== TASK DETAILS ==
Could you return each line of the material that has "site" in it?

== RECORDS PROVIDED ==
^^^^
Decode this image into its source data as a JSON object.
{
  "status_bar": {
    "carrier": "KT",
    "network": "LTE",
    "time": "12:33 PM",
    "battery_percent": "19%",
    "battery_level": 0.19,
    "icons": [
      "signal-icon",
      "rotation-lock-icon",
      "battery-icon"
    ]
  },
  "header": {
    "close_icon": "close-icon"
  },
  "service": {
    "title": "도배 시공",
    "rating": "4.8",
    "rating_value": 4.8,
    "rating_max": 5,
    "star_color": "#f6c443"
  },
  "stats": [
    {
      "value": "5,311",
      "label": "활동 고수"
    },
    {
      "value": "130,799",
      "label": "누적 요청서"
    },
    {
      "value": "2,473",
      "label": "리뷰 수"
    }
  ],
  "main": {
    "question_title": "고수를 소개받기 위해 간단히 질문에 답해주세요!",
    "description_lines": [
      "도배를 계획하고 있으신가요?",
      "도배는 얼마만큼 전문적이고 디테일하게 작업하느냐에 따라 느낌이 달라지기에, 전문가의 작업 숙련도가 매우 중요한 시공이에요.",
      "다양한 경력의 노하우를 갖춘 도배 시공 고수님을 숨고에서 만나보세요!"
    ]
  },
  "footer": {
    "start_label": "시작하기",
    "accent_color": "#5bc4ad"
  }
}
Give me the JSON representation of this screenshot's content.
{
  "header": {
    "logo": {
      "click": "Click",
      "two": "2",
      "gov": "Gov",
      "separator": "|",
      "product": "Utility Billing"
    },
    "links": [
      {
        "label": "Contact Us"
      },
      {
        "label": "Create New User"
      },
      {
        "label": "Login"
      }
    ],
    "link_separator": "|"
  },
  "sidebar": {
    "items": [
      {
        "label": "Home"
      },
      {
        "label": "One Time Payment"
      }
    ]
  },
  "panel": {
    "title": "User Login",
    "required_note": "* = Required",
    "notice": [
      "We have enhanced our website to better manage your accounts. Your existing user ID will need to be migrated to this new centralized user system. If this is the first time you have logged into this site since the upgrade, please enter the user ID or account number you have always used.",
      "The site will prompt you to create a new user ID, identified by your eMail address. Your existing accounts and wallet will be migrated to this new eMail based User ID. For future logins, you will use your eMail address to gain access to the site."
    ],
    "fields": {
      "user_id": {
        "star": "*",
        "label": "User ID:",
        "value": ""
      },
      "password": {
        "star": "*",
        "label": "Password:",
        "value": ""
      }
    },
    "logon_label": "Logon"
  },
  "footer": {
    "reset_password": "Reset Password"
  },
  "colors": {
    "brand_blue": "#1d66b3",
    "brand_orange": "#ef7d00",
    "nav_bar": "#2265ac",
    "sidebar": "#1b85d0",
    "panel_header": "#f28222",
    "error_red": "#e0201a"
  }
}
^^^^
== TASK ANSWER ==
      "We have enhanced our website to better manage your accounts. Your existing user ID will need to be migrated to this new centralized user system. If this is the first time you have logged into this site since the upgrade, please enter the user ID or account number you have always used.",
      "The site will prompt you to create a new user ID, identified by your eMail address. Your existing accounts and wallet will be migrated to this new eMail based User ID. For future logins, you will use your eMail address to gain access to the site."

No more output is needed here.